*TASK TO CARRY OUT*: Once the pictures are removed, output the remaining entries exactly as given.

++++ SUPPLIED ENTRIES ++++

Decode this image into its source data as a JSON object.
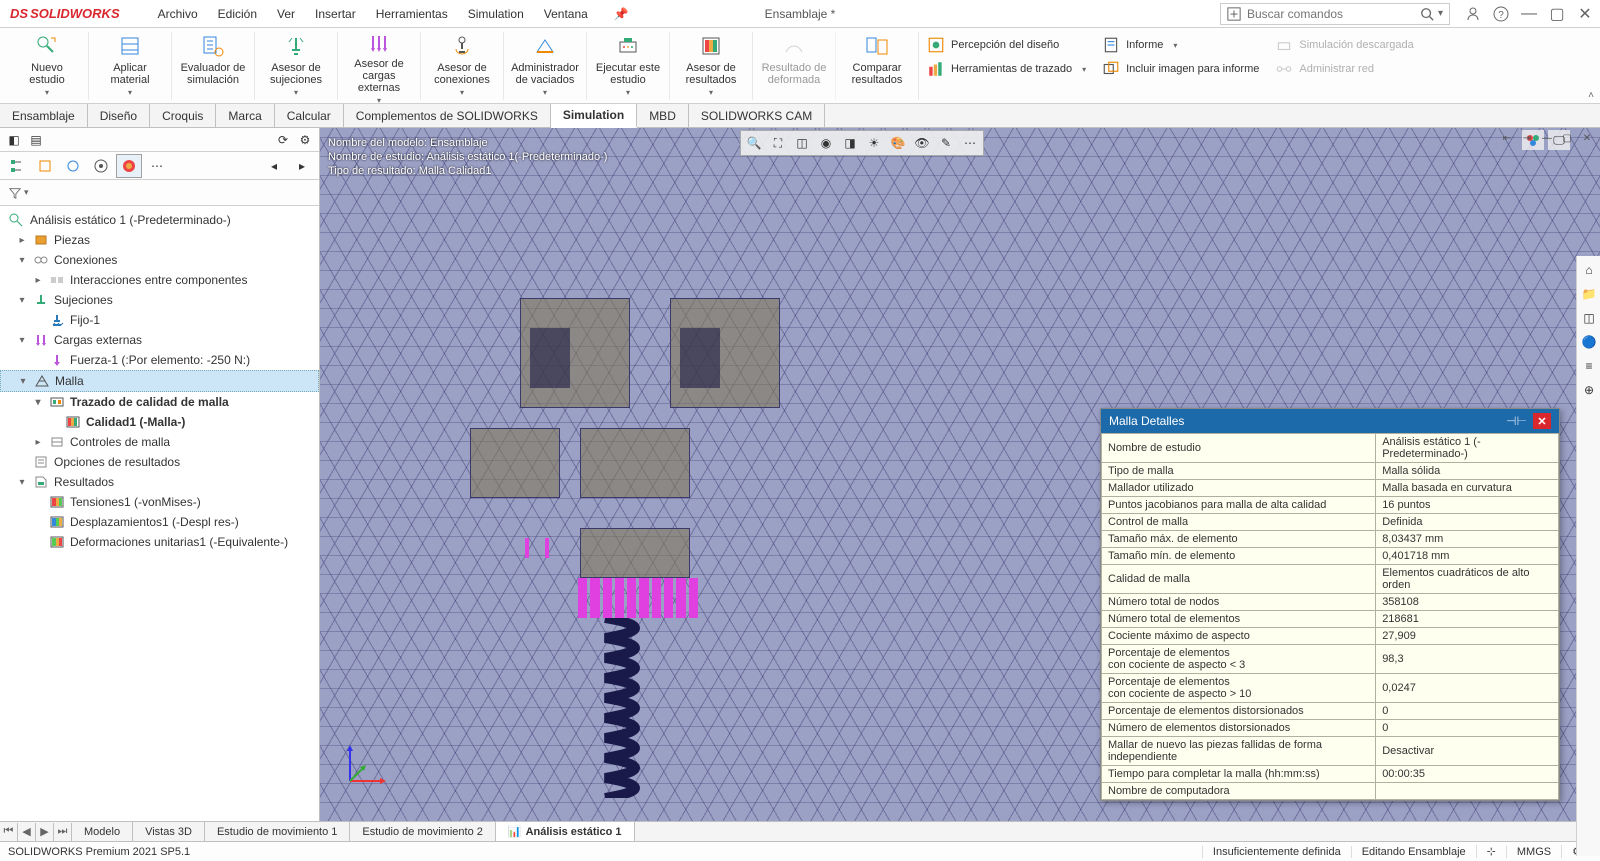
{
  "app": {
    "logo_prefix": "DS",
    "logo_name": "SOLIDWORKS",
    "document_title": "Ensamblaje *",
    "search_placeholder": "Buscar comandos"
  },
  "menus": [
    "Archivo",
    "Edición",
    "Ver",
    "Insertar",
    "Herramientas",
    "Simulation",
    "Ventana"
  ],
  "ribbon_large": [
    {
      "label": "Nuevo estudio",
      "dropdown": true
    },
    {
      "label": "Aplicar material",
      "dropdown": true
    },
    {
      "label": "Evaluador de simulación"
    },
    {
      "label": "Asesor de sujeciones",
      "dropdown": true
    },
    {
      "label": "Asesor de cargas externas",
      "dropdown": true
    },
    {
      "label": "Asesor de conexiones",
      "dropdown": true
    },
    {
      "label": "Administrador de vaciados",
      "dropdown": true
    },
    {
      "label": "Ejecutar este estudio",
      "dropdown": true
    },
    {
      "label": "Asesor de resultados",
      "dropdown": true
    },
    {
      "label": "Resultado de deformada",
      "disabled": true
    },
    {
      "label": "Comparar resultados"
    }
  ],
  "ribbon_rows_a": [
    {
      "label": "Percepción del diseño"
    },
    {
      "label": "Herramientas de trazado",
      "dropdown": true
    }
  ],
  "ribbon_rows_b": [
    {
      "label": "Informe",
      "dropdown": true
    },
    {
      "label": "Incluir imagen para informe"
    }
  ],
  "ribbon_rows_c": [
    {
      "label": "Simulación descargada",
      "disabled": true
    },
    {
      "label": "Administrar red",
      "disabled": true
    }
  ],
  "cmd_tabs": [
    "Ensamblaje",
    "Diseño",
    "Croquis",
    "Marca",
    "Calcular",
    "Complementos de SOLIDWORKS",
    "Simulation",
    "MBD",
    "SOLIDWORKS CAM"
  ],
  "cmd_tab_active": "Simulation",
  "viewport_info": {
    "line1": "Nombre del modelo: Ensamblaje",
    "line2": "Nombre de estudio: Análisis estático 1(-Predeterminado-)",
    "line3": "Tipo de resultado: Malla Calidad1"
  },
  "tree": {
    "root": "Análisis estático 1 (-Predeterminado-)",
    "items": [
      {
        "indent": 1,
        "label": "Piezas",
        "toggle": "▸",
        "icon": "parts"
      },
      {
        "indent": 1,
        "label": "Conexiones",
        "toggle": "▾",
        "icon": "connections"
      },
      {
        "indent": 2,
        "label": "Interacciones entre componentes",
        "toggle": "▸",
        "icon": "interaction"
      },
      {
        "indent": 1,
        "label": "Sujeciones",
        "toggle": "▾",
        "icon": "fixtures"
      },
      {
        "indent": 2,
        "label": "Fijo-1",
        "icon": "fixed"
      },
      {
        "indent": 1,
        "label": "Cargas externas",
        "toggle": "▾",
        "icon": "loads"
      },
      {
        "indent": 2,
        "label": "Fuerza-1 (:Por elemento: -250 N:)",
        "icon": "force"
      },
      {
        "indent": 1,
        "label": "Malla",
        "toggle": "▾",
        "icon": "mesh",
        "selected": true
      },
      {
        "indent": 2,
        "label": "Trazado de calidad de malla",
        "toggle": "▾",
        "icon": "quality",
        "bold": true
      },
      {
        "indent": 3,
        "label": "Calidad1 (-Malla-)",
        "icon": "plot",
        "bold": true
      },
      {
        "indent": 2,
        "label": "Controles de malla",
        "toggle": "▸",
        "icon": "controls"
      },
      {
        "indent": 1,
        "label": "Opciones de resultados",
        "icon": "options"
      },
      {
        "indent": 1,
        "label": "Resultados",
        "toggle": "▾",
        "icon": "results"
      },
      {
        "indent": 2,
        "label": "Tensiones1 (-vonMises-)",
        "icon": "stress"
      },
      {
        "indent": 2,
        "label": "Desplazamientos1 (-Despl res-)",
        "icon": "disp"
      },
      {
        "indent": 2,
        "label": "Deformaciones unitarias1 (-Equivalente-)",
        "icon": "strain"
      }
    ]
  },
  "details_panel": {
    "title": "Malla Detalles",
    "rows": [
      [
        "Nombre de estudio",
        "Análisis estático 1 (-Predeterminado-)"
      ],
      [
        "Tipo de malla",
        "Malla sólida"
      ],
      [
        "Mallador utilizado",
        "Malla basada en curvatura"
      ],
      [
        "Puntos jacobianos para malla de alta calidad",
        "16 puntos"
      ],
      [
        "Control de malla",
        "Definida"
      ],
      [
        "Tamaño máx. de elemento",
        "8,03437 mm"
      ],
      [
        "Tamaño mín. de elemento",
        "0,401718 mm"
      ],
      [
        "Calidad de malla",
        "Elementos cuadráticos de alto orden"
      ],
      [
        "Número total de nodos",
        "358108"
      ],
      [
        "Número total de elementos",
        "218681"
      ],
      [
        "Cociente máximo de aspecto",
        "27,909"
      ],
      [
        "Porcentaje de elementos\ncon cociente de aspecto < 3",
        "98,3"
      ],
      [
        "Porcentaje de elementos\ncon cociente de aspecto > 10",
        "0,0247"
      ],
      [
        "Porcentaje de elementos distorsionados",
        "0"
      ],
      [
        "Número de elementos distorsionados",
        "0"
      ],
      [
        "Mallar de nuevo las piezas fallidas de forma independiente",
        "Desactivar"
      ],
      [
        "Tiempo para completar la malla (hh:mm:ss)",
        "00:00:35"
      ],
      [
        "Nombre de computadora",
        ""
      ]
    ]
  },
  "bottom_tabs": [
    "Modelo",
    "Vistas 3D",
    "Estudio de movimiento 1",
    "Estudio de movimiento 2",
    "Análisis estático 1"
  ],
  "bottom_tab_active": "Análisis estático 1",
  "status": {
    "version": "SOLIDWORKS Premium 2021 SP5.1",
    "def": "Insuficientemente definida",
    "edit": "Editando Ensamblaje",
    "units": "MMGS"
  }
}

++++

*RESULT BELOW*:
Decode this image into its source data as a JSON object.
{
  "app": {
    "logo_prefix": "DS",
    "logo_name": "SOLIDWORKS",
    "document_title": "Ensamblaje *",
    "search_placeholder": "Buscar comandos"
  },
  "menus": [
    "Archivo",
    "Edición",
    "Ver",
    "Insertar",
    "Herramientas",
    "Simulation",
    "Ventana"
  ],
  "ribbon_large": [
    {
      "label": "Nuevo estudio",
      "dropdown": true
    },
    {
      "label": "Aplicar material",
      "dropdown": true
    },
    {
      "label": "Evaluador de simulación"
    },
    {
      "label": "Asesor de sujeciones",
      "dropdown": true
    },
    {
      "label": "Asesor de cargas externas",
      "dropdown": true
    },
    {
      "label": "Asesor de conexiones",
      "dropdown": true
    },
    {
      "label": "Administrador de vaciados",
      "dropdown": true
    },
    {
      "label": "Ejecutar este estudio",
      "dropdown": true
    },
    {
      "label": "Asesor de resultados",
      "dropdown": true
    },
    {
      "label": "Resultado de deformada",
      "disabled": true
    },
    {
      "label": "Comparar resultados"
    }
  ],
  "ribbon_rows_a": [
    {
      "label": "Percepción del diseño"
    },
    {
      "label": "Herramientas de trazado",
      "dropdown": true
    }
  ],
  "ribbon_rows_b": [
    {
      "label": "Informe",
      "dropdown": true
    },
    {
      "label": "Incluir imagen para informe"
    }
  ],
  "ribbon_rows_c": [
    {
      "label": "Simulación descargada",
      "disabled": true
    },
    {
      "label": "Administrar red",
      "disabled": true
    }
  ],
  "cmd_tabs": [
    "Ensamblaje",
    "Diseño",
    "Croquis",
    "Marca",
    "Calcular",
    "Complementos de SOLIDWORKS",
    "Simulation",
    "MBD",
    "SOLIDWORKS CAM"
  ],
  "cmd_tab_active": "Simulation",
  "viewport_info": {
    "line1": "Nombre del modelo: Ensamblaje",
    "line2": "Nombre de estudio: Análisis estático 1(-Predeterminado-)",
    "line3": "Tipo de resultado: Malla Calidad1"
  },
  "tree": {
    "root": "Análisis estático 1 (-Predeterminado-)",
    "items": [
      {
        "indent": 1,
        "label": "Piezas",
        "toggle": "▸",
        "icon": "parts"
      },
      {
        "indent": 1,
        "label": "Conexiones",
        "toggle": "▾",
        "icon": "connections"
      },
      {
        "indent": 2,
        "label": "Interacciones entre componentes",
        "toggle": "▸",
        "icon": "interaction"
      },
      {
        "indent": 1,
        "label": "Sujeciones",
        "toggle": "▾",
        "icon": "fixtures"
      },
      {
        "indent": 2,
        "label": "Fijo-1",
        "icon": "fixed"
      },
      {
        "indent": 1,
        "label": "Cargas externas",
        "toggle": "▾",
        "icon": "loads"
      },
      {
        "indent": 2,
        "label": "Fuerza-1 (:Por elemento: -250 N:)",
        "icon": "force"
      },
      {
        "indent": 1,
        "label": "Malla",
        "toggle": "▾",
        "icon": "mesh",
        "selected": true
      },
      {
        "indent": 2,
        "label": "Trazado de calidad de malla",
        "toggle": "▾",
        "icon": "quality",
        "bold": true
      },
      {
        "indent": 3,
        "label": "Calidad1 (-Malla-)",
        "icon": "plot",
        "bold": true
      },
      {
        "indent": 2,
        "label": "Controles de malla",
        "toggle": "▸",
        "icon": "controls"
      },
      {
        "indent": 1,
        "label": "Opciones de resultados",
        "icon": "options"
      },
      {
        "indent": 1,
        "label": "Resultados",
        "toggle": "▾",
        "icon": "results"
      },
      {
        "indent": 2,
        "label": "Tensiones1 (-vonMises-)",
        "icon": "stress"
      },
      {
        "indent": 2,
        "label": "Desplazamientos1 (-Despl res-)",
        "icon": "disp"
      },
      {
        "indent": 2,
        "label": "Deformaciones unitarias1 (-Equivalente-)",
        "icon": "strain"
      }
    ]
  },
  "details_panel": {
    "title": "Malla Detalles",
    "rows": [
      [
        "Nombre de estudio",
        "Análisis estático 1 (-Predeterminado-)"
      ],
      [
        "Tipo de malla",
        "Malla sólida"
      ],
      [
        "Mallador utilizado",
        "Malla basada en curvatura"
      ],
      [
        "Puntos jacobianos para malla de alta calidad",
        "16 puntos"
      ],
      [
        "Control de malla",
        "Definida"
      ],
      [
        "Tamaño máx. de elemento",
        "8,03437 mm"
      ],
      [
        "Tamaño mín. de elemento",
        "0,401718 mm"
      ],
      [
        "Calidad de malla",
        "Elementos cuadráticos de alto orden"
      ],
      [
        "Número total de nodos",
        "358108"
      ],
      [
        "Número total de elementos",
        "218681"
      ],
      [
        "Cociente máximo de aspecto",
        "27,909"
      ],
      [
        "Porcentaje de elementos\ncon cociente de aspecto < 3",
        "98,3"
      ],
      [
        "Porcentaje de elementos\ncon cociente de aspecto > 10",
        "0,0247"
      ],
      [
        "Porcentaje de elementos distorsionados",
        "0"
      ],
      [
        "Número de elementos distorsionados",
        "0"
      ],
      [
        "Mallar de nuevo las piezas fallidas de forma independiente",
        "Desactivar"
      ],
      [
        "Tiempo para completar la malla (hh:mm:ss)",
        "00:00:35"
      ],
      [
        "Nombre de computadora",
        ""
      ]
    ]
  },
  "bottom_tabs": [
    "Modelo",
    "Vistas 3D",
    "Estudio de movimiento 1",
    "Estudio de movimiento 2",
    "Análisis estático 1"
  ],
  "bottom_tab_active": "Análisis estático 1",
  "status": {
    "version": "SOLIDWORKS Premium 2021 SP5.1",
    "def": "Insuficientemente definida",
    "edit": "Editando Ensamblaje",
    "units": "MMGS"
  }
}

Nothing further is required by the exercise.